Bringing up the glass, GFB has a familiar macro lager aroma with white crystalline sugar and Wonder Bread that combine for a doughnut character. Cereal grains come through as does a hint of lemon. As it warms up, fresh buttery biscuit comes through nicely.
Flavors here tend to match the aroma. GFB Blonde is grain-forward with ample sugar and practically no bitterness. Liquified bread flavors dominate with more of that buttery biscuit and just a touch of lemon for balance. The mouthfeel is soft and creamy with just a little roughness around the edges but still excellent. Despite leaning sweet, it isn’t sticky or cloying. Instead, I get more of a throw-back American beer vibe with flavors that remind me of excellent cream ales and pale lagers. There’s almost a rustic grain character within.
I compared this side-by-side with Green Flash’s limited summer release, Baja Bound Lager, a “Pacific Lager” that somewhat overlaps with GFB Blonde Ale as a non-hoppy, session blonde beer. However, Baja Bound was far too sweet and really underscored GFB Blonde’s brilliant execution.
Perceived Specs for Green Flash GFB Blonde Ale
The original purpose of GFB Blonde Ale was to attract traditionally non-craft beer drinkers, so Green Flash has done a good job here making the beer smell and taste familiar. Though it leans sweet, it’s still immensely drinkable and well-constructed. It’s also vitally important to have a non-hoppy alternative available for drinkers lest you become pigeon-holed into an IPA-only brewery like Stone who even made their new year-round lager taste like an IPA. The flip side is that competition is even tougher for these blonde ales as they start to compete with macro pale lagers. But we’ve seen great success with Firestone’s 805 blonde ale, so I have hope that this craft segment is viable.
My closest comparison is Firestone Walker’s 805. Both are easily approachable, excellent session blonde ales.
* * *

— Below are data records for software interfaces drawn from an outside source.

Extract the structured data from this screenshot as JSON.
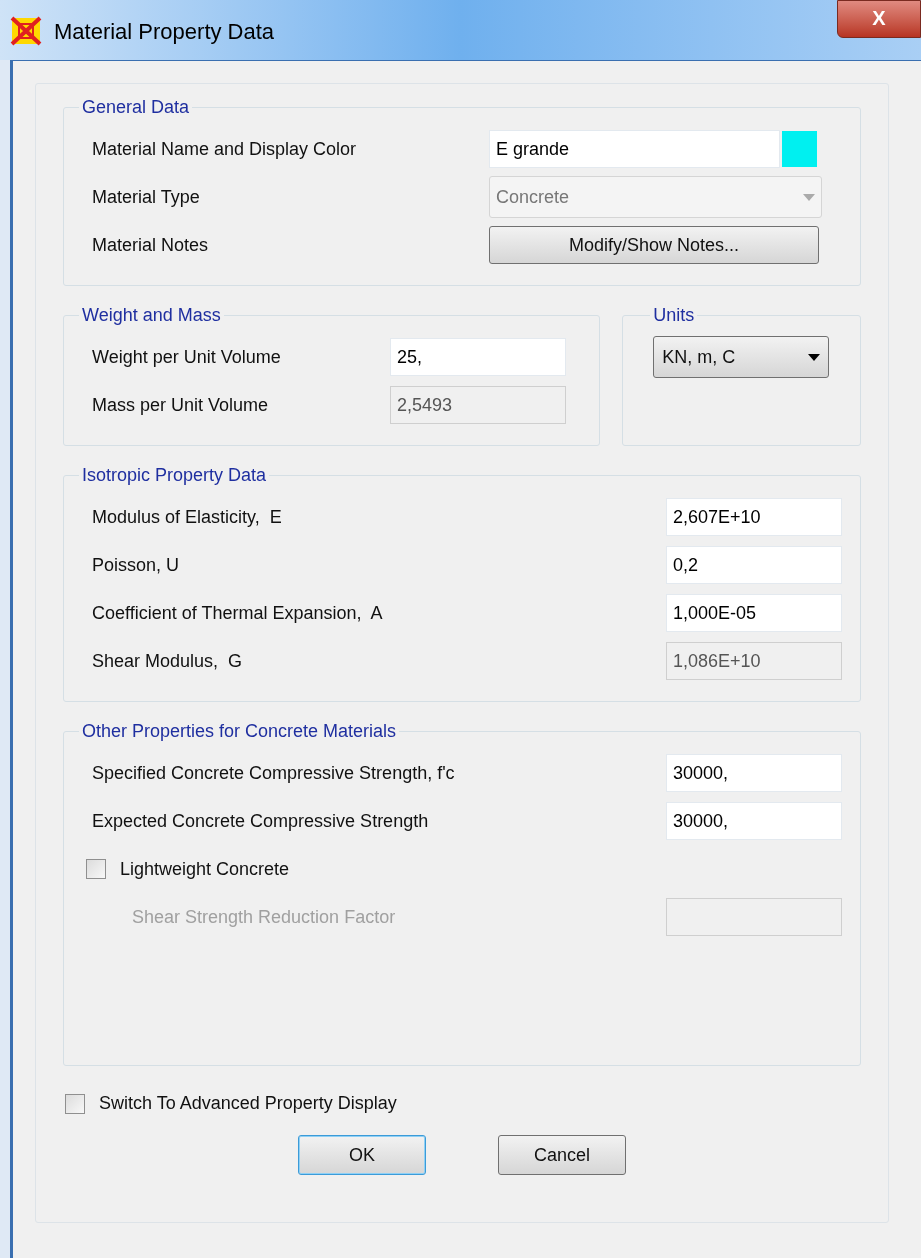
{
  "window": {
    "title": "Material Property Data",
    "close_label": "X"
  },
  "general": {
    "title": "General Data",
    "rows": [
      {
        "kind": "text",
        "label": "Material Name and Display Color",
        "value": "E grande",
        "color": "#00f0f0"
      },
      {
        "kind": "select",
        "label": "Material Type",
        "value": "Concrete",
        "disabled": true
      },
      {
        "kind": "button",
        "label": "Material Notes",
        "value": "Modify/Show Notes..."
      }
    ]
  },
  "weight": {
    "title": "Weight and Mass",
    "rows": [
      {
        "label": "Weight per Unit Volume",
        "value": "25,",
        "disabled": false
      },
      {
        "label": "Mass per Unit Volume",
        "value": "2,5493",
        "disabled": true
      }
    ]
  },
  "units": {
    "title": "Units",
    "value": "KN, m, C"
  },
  "isotropic": {
    "title": "Isotropic Property Data",
    "rows": [
      {
        "label": "Modulus of Elasticity,  E",
        "value": "2,607E+10",
        "disabled": false
      },
      {
        "label": "Poisson, U",
        "value": "0,2",
        "disabled": false
      },
      {
        "label": "Coefficient of Thermal Expansion,  A",
        "value": "1,000E-05",
        "disabled": false
      },
      {
        "label": "Shear Modulus,  G",
        "value": "1,086E+10",
        "disabled": true
      }
    ]
  },
  "other": {
    "title": "Other Properties for Concrete Materials",
    "rows": [
      {
        "label": "Specified Concrete Compressive Strength, f'c",
        "value": "30000,",
        "disabled": false
      },
      {
        "label": "Expected Concrete Compressive Strength",
        "value": "30000,",
        "disabled": false
      }
    ],
    "lightweight": {
      "label": "Lightweight Concrete",
      "checked": false
    },
    "reduction": {
      "label": "Shear Strength Reduction Factor",
      "disabled": true
    }
  },
  "advanced": {
    "label": "Switch To Advanced Property Display",
    "checked": false
  },
  "buttons": [
    {
      "label": "OK",
      "default": true
    },
    {
      "label": "Cancel",
      "default": false
    }
  ]
}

The Full Pint is a fully independent website dedicated to bringing you the highest quality reviews of today’s craft beer. Our team has no financial conflicts of interest with the beer industry in order to give you the least biased information out there in today’s craft beer world. Please use the comment section below for general comments about this beer and/or our review. If you would like to see a specific beer reviewed or have general comments on reviews, please email info(at)thefullpint.com. For more information on how we review beer read here.